The reason why i brought up Shops vs. Blue is especially because of the reason that you pretend that its "minimal impact of knowledge" in this match up, which just isn't true.
If i enter a tournament with a blue deck and i could choose for which match up i always get to know what my opponent is on, Shops would definitely be in high consideration.
Thewhitedragon69 last edited by
@aelien I guess you have a point there, but I'd still have to say the knowledge of shops when you are on blue is less than knowing you are against dredge or storm if you are running wastes/rods. Sure, you can mull into a hopefully better hand against shops, but you still have to play the game and try to win. If you are against dredge or storm g1 and have the answers for their deck in your main (say sorcerous spyglass vs dredge), you probably just win on the back of one card. The knowledge in that case turns an almost definite loss into a probable win. Mulling anything in blue against shops just means you MAY have a better chance not to get blown out immediately and a chance to win if the match plays out well for you.
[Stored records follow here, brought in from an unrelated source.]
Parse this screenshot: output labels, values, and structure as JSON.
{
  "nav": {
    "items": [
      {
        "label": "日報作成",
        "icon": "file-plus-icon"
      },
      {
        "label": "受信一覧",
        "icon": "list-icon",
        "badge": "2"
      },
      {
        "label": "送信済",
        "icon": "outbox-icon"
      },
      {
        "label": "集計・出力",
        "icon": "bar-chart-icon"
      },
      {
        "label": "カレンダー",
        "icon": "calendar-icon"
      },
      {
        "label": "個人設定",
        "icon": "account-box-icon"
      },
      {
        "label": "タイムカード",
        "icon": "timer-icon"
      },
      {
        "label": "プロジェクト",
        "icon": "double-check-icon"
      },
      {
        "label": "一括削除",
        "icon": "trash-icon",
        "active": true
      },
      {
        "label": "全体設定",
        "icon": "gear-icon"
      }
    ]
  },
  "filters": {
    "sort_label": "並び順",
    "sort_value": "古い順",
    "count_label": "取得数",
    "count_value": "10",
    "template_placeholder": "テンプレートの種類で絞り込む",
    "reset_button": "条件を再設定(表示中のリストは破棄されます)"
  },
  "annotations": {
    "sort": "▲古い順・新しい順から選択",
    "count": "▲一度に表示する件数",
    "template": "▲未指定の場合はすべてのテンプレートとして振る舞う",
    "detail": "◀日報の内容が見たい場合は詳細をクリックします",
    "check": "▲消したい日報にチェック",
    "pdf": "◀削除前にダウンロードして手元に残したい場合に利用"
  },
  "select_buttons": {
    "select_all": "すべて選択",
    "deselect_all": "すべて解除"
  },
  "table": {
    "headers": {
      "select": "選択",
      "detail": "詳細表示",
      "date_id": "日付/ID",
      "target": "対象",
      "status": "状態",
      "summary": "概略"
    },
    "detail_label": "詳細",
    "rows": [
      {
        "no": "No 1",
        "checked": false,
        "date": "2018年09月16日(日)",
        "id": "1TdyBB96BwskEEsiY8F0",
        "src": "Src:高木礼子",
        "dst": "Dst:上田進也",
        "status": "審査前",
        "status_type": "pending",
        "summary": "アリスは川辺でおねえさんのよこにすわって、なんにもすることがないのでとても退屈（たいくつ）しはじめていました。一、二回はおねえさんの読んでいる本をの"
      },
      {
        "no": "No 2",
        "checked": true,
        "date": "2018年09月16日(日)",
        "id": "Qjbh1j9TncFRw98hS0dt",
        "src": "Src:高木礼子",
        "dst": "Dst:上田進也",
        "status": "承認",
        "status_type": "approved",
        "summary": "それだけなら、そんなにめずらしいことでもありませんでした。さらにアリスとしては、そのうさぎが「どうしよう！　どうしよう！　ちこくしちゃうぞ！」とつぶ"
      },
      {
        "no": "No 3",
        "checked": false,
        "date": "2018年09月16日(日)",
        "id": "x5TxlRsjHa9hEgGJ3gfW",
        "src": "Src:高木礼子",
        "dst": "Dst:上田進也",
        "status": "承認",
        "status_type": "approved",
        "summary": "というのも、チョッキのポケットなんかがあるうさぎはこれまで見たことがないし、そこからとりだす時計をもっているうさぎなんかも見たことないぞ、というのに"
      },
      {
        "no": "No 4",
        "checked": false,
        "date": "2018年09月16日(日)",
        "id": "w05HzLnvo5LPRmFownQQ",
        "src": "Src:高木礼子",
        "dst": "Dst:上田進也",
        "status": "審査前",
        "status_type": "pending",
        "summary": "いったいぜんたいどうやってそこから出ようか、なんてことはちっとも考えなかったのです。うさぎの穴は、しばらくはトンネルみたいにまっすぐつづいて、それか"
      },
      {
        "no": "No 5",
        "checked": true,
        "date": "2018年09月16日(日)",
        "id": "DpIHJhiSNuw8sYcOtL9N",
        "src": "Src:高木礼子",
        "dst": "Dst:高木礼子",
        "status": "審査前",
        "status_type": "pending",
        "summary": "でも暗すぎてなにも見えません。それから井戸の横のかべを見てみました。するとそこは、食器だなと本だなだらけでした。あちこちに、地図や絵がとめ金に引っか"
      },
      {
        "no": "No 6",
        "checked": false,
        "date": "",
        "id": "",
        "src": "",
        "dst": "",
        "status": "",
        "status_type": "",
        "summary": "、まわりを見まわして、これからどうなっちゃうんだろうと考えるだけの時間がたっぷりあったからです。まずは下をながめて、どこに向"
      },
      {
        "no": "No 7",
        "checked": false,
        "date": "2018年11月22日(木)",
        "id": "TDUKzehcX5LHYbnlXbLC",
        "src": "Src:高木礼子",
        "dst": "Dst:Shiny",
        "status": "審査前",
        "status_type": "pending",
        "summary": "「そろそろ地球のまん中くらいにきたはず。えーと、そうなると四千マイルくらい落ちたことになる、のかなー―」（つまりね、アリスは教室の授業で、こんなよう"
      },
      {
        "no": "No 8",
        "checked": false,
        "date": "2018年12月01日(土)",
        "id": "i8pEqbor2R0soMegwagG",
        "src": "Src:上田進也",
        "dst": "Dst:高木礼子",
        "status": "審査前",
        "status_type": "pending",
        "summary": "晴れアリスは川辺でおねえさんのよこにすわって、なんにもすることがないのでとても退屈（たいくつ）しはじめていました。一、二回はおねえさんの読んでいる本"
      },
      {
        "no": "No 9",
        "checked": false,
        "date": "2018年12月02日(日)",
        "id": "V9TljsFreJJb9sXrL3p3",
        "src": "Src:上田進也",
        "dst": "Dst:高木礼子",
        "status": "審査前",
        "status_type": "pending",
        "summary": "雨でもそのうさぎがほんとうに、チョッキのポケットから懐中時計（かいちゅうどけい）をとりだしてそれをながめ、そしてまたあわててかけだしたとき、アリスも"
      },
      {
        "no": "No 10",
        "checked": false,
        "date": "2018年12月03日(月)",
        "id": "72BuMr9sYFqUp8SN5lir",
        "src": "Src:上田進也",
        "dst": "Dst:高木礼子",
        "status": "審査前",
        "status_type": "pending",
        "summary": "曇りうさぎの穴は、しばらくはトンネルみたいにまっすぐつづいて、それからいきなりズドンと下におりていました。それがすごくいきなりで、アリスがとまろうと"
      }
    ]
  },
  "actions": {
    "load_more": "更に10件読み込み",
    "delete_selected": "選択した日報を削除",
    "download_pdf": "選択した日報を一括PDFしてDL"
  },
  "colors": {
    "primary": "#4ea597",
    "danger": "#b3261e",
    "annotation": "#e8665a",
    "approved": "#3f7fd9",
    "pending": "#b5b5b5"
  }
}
That's less impact to me.
moorebrother1 last edited by moorebrother1
I came in 20th at SCG Con. So, thanks for all of the advice and tolerating my belly aching over MTGO. I cannot make it to Champs this year because I am welcoming my 3rd child into the world.
I hope to make it to another large event because I played day one on 2hrs of sleep and I made play mistakes on day two that cost me top 8 so I know I can do better.
Thanks to everyone in the community for their advice. It helped!!!
5space last edited by
@moorebrother1 Congrats!! That's a very strong result; just learn from those play mistakes and you'll come back stronger next time.